Speaker Bio

Bruno Sinopoli received the Dr. Eng. degree from the University of Padova in 1998 and his M.S. and Ph.D. in Electrical Engineering from the University of California at Berkeley, in 2003 and 2005 respectively. After a postdoctoral position at Stanford University, Dr. Sinopoli joined the faculty at Carnegie Mellon University where he is an associate professor in the Department of Electrical and Computer Engineering with courtesy appointments in Mechanical Engineering and in the Robotics Institute and co-director of the Smart Infrastructure Institute, a research center aimed at advancing innovation in the modeling analysis and design of smart infrastructure. Dr. Sinopoli was awarded the 2006 Eli Jury Award for outstanding research achievement in the areas of systems, communications, control and signal processing at U.C. Berkeley, the 2010 George Tallman Ladd Research Award from Carnegie Mellon University and the NSF Career award in 2010. 

Advances in very large-scale integration and microelectromechanical system technology have boosted the development of micro sensor integrated systems. Such systems combine computing, storage, radio technology, and energy source on a single chip. When distributed over a wide area, networks of these embedded devices can perform a variety of tasks that range from environmental monitoring and military surveillance, to navigation and control of a moving vehicle.

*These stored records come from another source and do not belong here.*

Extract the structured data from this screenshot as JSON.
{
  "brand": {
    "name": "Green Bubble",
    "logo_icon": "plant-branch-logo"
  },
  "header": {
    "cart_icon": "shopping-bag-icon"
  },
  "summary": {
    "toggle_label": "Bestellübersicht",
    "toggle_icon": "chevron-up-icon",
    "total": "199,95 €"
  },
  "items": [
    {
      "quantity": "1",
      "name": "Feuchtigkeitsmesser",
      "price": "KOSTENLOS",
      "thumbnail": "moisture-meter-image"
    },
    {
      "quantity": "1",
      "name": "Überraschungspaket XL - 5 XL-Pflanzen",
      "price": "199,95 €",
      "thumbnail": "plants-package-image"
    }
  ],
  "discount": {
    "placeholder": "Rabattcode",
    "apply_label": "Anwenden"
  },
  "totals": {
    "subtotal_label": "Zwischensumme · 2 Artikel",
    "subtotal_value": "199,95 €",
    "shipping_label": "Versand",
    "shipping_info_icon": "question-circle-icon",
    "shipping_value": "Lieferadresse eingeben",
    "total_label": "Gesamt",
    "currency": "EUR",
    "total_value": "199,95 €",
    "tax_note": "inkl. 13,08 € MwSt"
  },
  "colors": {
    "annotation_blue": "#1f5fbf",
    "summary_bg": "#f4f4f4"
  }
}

A common feature of these systems is the presence of significant communication delays and data loss across the network. From the point of view of control theory, significant delay is equivalent to loss, as data needs to arrive to its destination in time to be used for control. In short, communication and control become tightly coupled such that the two issues cannot be addressed independently. Bruno Sinopoli's research interest focuses on the analysis and design of networked embedded control systems, with applications to sensor actuators networks.